The eight-month experiment produced startling results, with spitting spiders, weevils, fungus gnats, carpet beetles and booklice among 64 species collected.
One school discovered that its bug population outnumbered pupils by more than two to one.
The 80 children and three staff at Stadhampton primary found 180 spiders, woodlice, silverfish and other insects. The rural school now has a gold medal from Oxford University's Museum of Natural History for being Oxfordshire's buggiest school.
A total of 42 schools entered the museum's Great Oxfordshire Bug Quest to find the school with the largest number of species.
Each school was provided with three sticky traps, to be kept in the headteacher's study, the store cupboard and the hall. The head's office was found to be the least favourite place for creepy-crawlies and the hall the most popular.
Stadhampton science co-ordinator Kathryn Turner said: "The children were very enthusiastic about it. They found this really inspiring."
Bishop Loveday C of E, in Bodicote near Banbury, won the bug quest gold medal for most species. It trapped 94 bugs from 18 species.
Science co-ordinator and Year 1 teacher Rebecca Workman said: "We have plastic bugs and pop-up books, but they loved using the magnifying glass to see real bugs."
The quest was organised by Dr George McGavin, assistant curator of the entomological collections at the museum.

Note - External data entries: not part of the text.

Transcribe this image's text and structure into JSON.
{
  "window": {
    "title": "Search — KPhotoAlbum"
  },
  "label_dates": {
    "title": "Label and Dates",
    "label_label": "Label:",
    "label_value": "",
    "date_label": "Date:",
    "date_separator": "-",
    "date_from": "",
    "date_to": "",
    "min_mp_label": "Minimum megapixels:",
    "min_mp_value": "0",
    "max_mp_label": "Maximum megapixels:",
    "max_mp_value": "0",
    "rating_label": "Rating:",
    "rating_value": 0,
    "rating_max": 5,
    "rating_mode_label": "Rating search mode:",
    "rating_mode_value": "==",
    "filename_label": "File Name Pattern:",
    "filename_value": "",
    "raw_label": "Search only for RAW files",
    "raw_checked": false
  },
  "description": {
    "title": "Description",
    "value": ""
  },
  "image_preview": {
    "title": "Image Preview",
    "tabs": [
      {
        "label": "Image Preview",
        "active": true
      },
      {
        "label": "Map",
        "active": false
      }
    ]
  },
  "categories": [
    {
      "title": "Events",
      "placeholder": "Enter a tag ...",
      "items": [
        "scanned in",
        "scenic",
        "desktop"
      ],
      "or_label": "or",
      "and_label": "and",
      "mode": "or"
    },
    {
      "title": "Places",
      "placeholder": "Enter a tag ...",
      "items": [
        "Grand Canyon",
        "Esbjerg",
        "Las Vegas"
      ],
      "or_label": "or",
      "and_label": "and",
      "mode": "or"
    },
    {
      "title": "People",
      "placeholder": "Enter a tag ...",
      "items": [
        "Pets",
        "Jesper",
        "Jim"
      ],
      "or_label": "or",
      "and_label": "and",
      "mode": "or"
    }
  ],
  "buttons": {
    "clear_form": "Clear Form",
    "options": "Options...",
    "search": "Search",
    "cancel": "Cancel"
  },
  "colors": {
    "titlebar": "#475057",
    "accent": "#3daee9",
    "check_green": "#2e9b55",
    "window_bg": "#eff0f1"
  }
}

He said: "We all share our homes with these hangers-on. It has nothing to do with cleanliness - things like silverfish are probably present in every house in the land from the richest to the poorest."